As time went on, advertisers realized there was no reason to stop at retargeting just their own web properties so they started to expand their audiences by teaming up with complimentary but non-competitive websites that could get them more scale. For example, in the case the supplement company mentioned above, they might have had success retargeting:
- A review website ranking the top 10 best workout supplements.
- A workout-tracking app where weightlifters can monitor their progress.
- A popular blog that produces content about the fastest way to recover after exercising.
Needless to say, the people visiting these types of sites are also clearly the working out type and would be a great audience to expand their retargeting program into. In fact, in some ways, targeting the recent visitors of a review website ranking the 10 best workout supplements might work even better than traditional retargeting because these people are actively vetting & in the market to make a purchase.
Facebook Takes Notice
In early 2017, Facebook realized the appetite for “cross-sell retargeting” and built a “share pixel” button in Business Manager with sophisticated functionality & permissions to more easily facilitate the process.
And while the new feature has been popular for more technical marketers, by and large, it’s been slow to catch on because unless companies own both of the sites that they’re retargeting against, the non-technical process of creating partnerships is relatively involved.
First, there’s identifying the right company to work with, and they also have to want to work with you. Then you have to get in touch with the right person at that company, negotiate a price, spin up a contract, remember the monthly invoicing, deal with pixel-unsharing after churn, and so much more. It’s a lot to manage, and typically more effort than it’s worth on the publisher side. But thanks to recent marketplace’s such as Repixel popping up, that entire process is getting a makeover. Now advertisers can easily find and request a partnership from a menu of options, and publishers can easily manage their pixel sharing relationships from directly within a web app.

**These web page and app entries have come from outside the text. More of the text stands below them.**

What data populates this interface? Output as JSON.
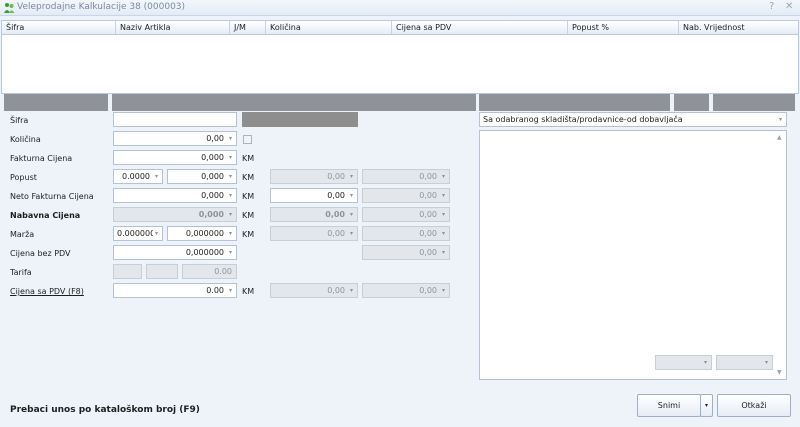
{
  "window": {
    "title": "Veleprodajne Kalkulacije 38 (000003)",
    "help_glyph": "?",
    "close_glyph": "✕",
    "app_icon": "green-people-icon"
  },
  "grid": {
    "columns": [
      "Šifra",
      "Naziv Artikla",
      "J/M",
      "Količina",
      "Cijena sa PDV",
      "Popust %",
      "Nab. Vrijednost"
    ]
  },
  "form": {
    "labels": {
      "sifra": "Šifra",
      "kolicina": "Količina",
      "fakturna": "Fakturna Cijena",
      "popust": "Popust",
      "neto": "Neto Fakturna Cijena",
      "nabavna": "Nabavna Cijena",
      "marza": "Marža",
      "bez_pdv": "Cijena bez PDV",
      "tarifa": "Tarifa",
      "sa_pdv": "Cijena sa PDV (F8)"
    },
    "unit": "KM",
    "values": {
      "kolicina": "0,00",
      "fakturna": "0,000",
      "popust_pct": "0.0000",
      "popust_amt": "0,000",
      "popust_c3": "0,00",
      "popust_c4": "0,00",
      "neto": "0,000",
      "neto_c3": "0,00",
      "neto_c4": "0,00",
      "nabavna": "0,000",
      "nabavna_c3": "0,00",
      "nabavna_c4": "0,00",
      "marza_pct": "0.000000",
      "marza_amt": "0,000000",
      "marza_c3": "0,00",
      "marza_c4": "0,00",
      "bez_pdv": "0,000000",
      "bez_pdv_c4": "0,00",
      "tarifa_val": "0.00",
      "sa_pdv": "0.00",
      "sa_pdv_c3": "0,00",
      "sa_pdv_c4": "0,00"
    },
    "dropdown_glyph": "▾"
  },
  "store": {
    "selected": "Sa odabranog skladišta/prodavnice-od dobavljača"
  },
  "footer": {
    "catalog_link": "Prebaci unos po kataloškom broj (F9)",
    "save_label": "Snimi",
    "cancel_label": "Otkaži"
  }
}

How it Works
The way a marketplace like Repixel works is anyone who owns a website can post a “listing” letting advertisers know that they’re willing to accept “repixel requests” and state their price along with a quick description of their website. As an example, here’s a listing from a popular programming blog, Stack Abuse, perfect for anyone that needs their Facebook ads in front of software engineers:
On the other side of the marketplace, advertisers browse their options, and if they find a site that they like, they’ll send a request to the owner of the website along with a daily budget. If approved, through Repixel’s automated process, the website owner will start piping their visitor data into the advertiser’s Business Manager account, where the advertiser will be able to create custom audiences just as they would through their own pixel. As long as the daily budget is unspent and both sides have the campaign set to active, the pixel will remain on the page and the data will flow through.
The end result is a win-win-win. Advertisers can improve their return on ad spend by serving much more qualified ads to a very relevant audience, Facebook users see more useful ads, and website owners get a new monetization stream in exchange for adding an invisible line of code to their website.